Wall Street is Too White and Too Male
BY EMMA XIANG '22
Home of the New York Stock Exchange, Wall Street serves as the emblem of America’s financial services industry. It’s characterized by skyscrapers, overworked Ivy League graduates, and white men donning Patagonia vests. If The Wolf of Wall Street got one thing right, it’s this: white men run it. In major investment firms and banks like Goldman Sachs, Wells Fargo, and JP Morgan, over 80% of executives are white, and over 70% are men. Women and racial minorities own fewer than 10% of asset management firms despite the firms’ historically similar performances. Wall Street is notorious for being a white men’s club, and this historical dynamic has hindered marginalized groups from succeeding in the industry. By diversifying financial workforces, companies will bridge wealth disparities, promote financial literacy, and deconstruct America’s skewed social hierarchy.
White men don’t control Wall Street through higher stock trading returns; they control it through violence and denying financial services to minorities. For example, in the 1920s, Tulsa, Oklahoma was home to the Greenwood District. Known as the Black Wall Street, this district supported many affluent, educated Black families. However, during the 1921 Tulsa Race Massacre, mobs of white residents attacked the district, robbing it of its wealth. The riots left 10,000 Black residents homeless and inflicted more than $2.25 million ($32.65 million today) in property damage. Further, banks have historically refused to lend money to low-income Black families through redlining; this practice prevents people living in “dangerous” neighborhoods (which often consist of racial and ethnic minority groups) from accessing financial services. If people lack access to the resources that help break cycles of poverty, they cannot be expected to cross the boundaries placed by more privileged, powerful groups. Moreover, financial literacy is predominantly taught in wealthy white families because they have the money to invest, while underprivileged families cannot partake in investments and consequently may not teach their children general financial knowledge, fueling the cycle.
Even when marginalized communities overcome the barriers to obtain economic knowledge, the social dynamic of their workplaces exclude them from promotions or executive positions. Financial services companies largely run on an apprenticeship model, which allows managers to favor trainees with similar backgrounds—that is, attending the same elite private school or having the same last name. This enables white men to be hired and promoted more frequently than disparaged groups. Within companies, social dynamics also heavily favor white men; networking and client meetings often occur in bars and on golf courses. These spaces cater to white men, allowing them to bond over similar interests. Making up the vast majority of executives, white men also control the boundaries of workplace culture. Women and minorities, especially those in higher positions, often find it difficult to break these boundaries: their ideas are dismissed and they are perceived as less intelligent than their male counterparts. Wall Street’s social hierarchy cements the white man’s position at the top, ultimately preventing qualified women and minorities from becoming executives and CEOs in finance. The lack of representation then discourages youth from joining the industry, as they see the lack of opportunities constantly shown to them.

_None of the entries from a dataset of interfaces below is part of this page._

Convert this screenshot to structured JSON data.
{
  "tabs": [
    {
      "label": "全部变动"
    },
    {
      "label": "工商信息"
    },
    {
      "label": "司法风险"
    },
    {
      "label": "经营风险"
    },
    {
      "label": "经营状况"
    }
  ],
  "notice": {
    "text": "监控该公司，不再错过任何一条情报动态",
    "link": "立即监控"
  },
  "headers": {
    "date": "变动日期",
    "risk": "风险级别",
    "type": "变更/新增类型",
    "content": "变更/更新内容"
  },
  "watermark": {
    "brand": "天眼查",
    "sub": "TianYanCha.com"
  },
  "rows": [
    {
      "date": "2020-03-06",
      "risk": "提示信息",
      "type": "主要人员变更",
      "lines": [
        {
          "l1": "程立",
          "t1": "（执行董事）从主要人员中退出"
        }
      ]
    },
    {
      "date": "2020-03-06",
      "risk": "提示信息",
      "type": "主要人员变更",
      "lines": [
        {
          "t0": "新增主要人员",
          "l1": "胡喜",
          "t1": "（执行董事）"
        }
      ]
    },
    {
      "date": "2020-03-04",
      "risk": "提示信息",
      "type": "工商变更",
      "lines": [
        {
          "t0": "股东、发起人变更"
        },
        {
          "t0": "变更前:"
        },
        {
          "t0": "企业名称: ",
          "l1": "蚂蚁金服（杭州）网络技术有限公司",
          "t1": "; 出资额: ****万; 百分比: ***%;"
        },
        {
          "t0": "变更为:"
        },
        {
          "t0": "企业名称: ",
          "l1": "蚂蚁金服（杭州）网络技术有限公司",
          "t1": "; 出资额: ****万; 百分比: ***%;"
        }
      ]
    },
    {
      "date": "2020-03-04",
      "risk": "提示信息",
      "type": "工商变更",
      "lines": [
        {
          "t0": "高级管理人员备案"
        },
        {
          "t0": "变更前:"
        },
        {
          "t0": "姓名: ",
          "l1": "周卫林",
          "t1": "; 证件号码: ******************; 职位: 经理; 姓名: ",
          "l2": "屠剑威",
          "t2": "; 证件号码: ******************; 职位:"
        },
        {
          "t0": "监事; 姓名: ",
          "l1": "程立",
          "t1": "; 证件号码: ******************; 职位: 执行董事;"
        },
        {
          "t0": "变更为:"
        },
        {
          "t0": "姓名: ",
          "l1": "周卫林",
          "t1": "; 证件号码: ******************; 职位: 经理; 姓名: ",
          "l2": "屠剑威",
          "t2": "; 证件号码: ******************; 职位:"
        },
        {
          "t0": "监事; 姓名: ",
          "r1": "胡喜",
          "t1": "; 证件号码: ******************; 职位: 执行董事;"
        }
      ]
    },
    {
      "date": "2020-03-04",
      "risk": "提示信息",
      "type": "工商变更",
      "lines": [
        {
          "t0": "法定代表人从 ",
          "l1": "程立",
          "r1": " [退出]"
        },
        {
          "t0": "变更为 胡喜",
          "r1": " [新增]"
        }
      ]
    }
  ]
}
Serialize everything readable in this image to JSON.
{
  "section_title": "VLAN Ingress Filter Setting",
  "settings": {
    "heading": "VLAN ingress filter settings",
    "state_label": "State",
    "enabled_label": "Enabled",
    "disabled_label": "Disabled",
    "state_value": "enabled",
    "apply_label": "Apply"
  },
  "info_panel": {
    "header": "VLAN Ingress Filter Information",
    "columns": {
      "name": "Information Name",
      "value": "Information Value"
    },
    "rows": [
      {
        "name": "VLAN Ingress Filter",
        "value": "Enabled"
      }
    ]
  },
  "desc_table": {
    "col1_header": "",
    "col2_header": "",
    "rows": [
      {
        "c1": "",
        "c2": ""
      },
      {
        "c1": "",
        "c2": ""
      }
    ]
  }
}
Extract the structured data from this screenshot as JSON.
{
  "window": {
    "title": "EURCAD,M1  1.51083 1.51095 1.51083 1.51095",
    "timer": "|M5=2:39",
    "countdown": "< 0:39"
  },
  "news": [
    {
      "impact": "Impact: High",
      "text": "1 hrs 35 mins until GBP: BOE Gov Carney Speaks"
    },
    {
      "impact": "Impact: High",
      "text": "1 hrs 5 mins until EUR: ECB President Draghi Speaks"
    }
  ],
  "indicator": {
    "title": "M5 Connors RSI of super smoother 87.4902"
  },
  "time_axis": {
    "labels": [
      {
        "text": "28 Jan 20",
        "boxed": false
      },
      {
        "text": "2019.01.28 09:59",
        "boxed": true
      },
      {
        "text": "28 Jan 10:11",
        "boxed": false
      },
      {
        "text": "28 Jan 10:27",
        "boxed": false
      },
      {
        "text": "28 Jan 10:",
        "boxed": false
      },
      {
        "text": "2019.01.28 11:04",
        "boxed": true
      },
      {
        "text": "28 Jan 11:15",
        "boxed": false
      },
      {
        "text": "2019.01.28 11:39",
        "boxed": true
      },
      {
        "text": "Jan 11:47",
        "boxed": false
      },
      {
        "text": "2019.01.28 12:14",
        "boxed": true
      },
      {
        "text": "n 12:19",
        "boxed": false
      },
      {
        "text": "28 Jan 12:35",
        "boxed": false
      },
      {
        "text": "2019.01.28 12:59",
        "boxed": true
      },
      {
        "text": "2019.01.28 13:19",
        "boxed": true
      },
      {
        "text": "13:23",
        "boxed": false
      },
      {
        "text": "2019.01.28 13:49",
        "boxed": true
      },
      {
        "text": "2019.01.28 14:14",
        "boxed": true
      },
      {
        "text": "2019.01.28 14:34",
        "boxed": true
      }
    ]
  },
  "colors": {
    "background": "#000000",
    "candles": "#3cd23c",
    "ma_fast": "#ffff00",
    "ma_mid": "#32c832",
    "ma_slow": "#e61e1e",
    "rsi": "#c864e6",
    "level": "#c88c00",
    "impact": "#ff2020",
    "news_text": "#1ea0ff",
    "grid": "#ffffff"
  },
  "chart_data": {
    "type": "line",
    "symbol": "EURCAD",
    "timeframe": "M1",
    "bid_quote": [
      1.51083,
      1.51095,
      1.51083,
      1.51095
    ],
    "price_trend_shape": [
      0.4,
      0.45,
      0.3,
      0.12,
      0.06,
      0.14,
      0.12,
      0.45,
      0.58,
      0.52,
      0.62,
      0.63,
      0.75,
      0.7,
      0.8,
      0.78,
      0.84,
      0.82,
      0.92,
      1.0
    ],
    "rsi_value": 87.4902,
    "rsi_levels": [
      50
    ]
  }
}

The white man’s control of Wall Street has harmed racial minorities and women, and it will only exacerbate wealth gaps by delaying universal financial literacy. Indeed, discriminatory practices dismiss the efficacy of diverse management teams: an increase in perspectives allows investors to make more calculated and comprehensive decisions when cultivating portfolios. Fortunately, in recent years, many financial companies have begun diversifying their teams. Wells Fargo has pledged to double Black leadership over the next five years, and an all-female team of bankers from JP Morgan and Goldman Sachs brokered a major Spanx deal. The movement to increase female and minority representation in Wall Street must continue in order to reduce wealth inequality and create a new generation of diverse financial leaders.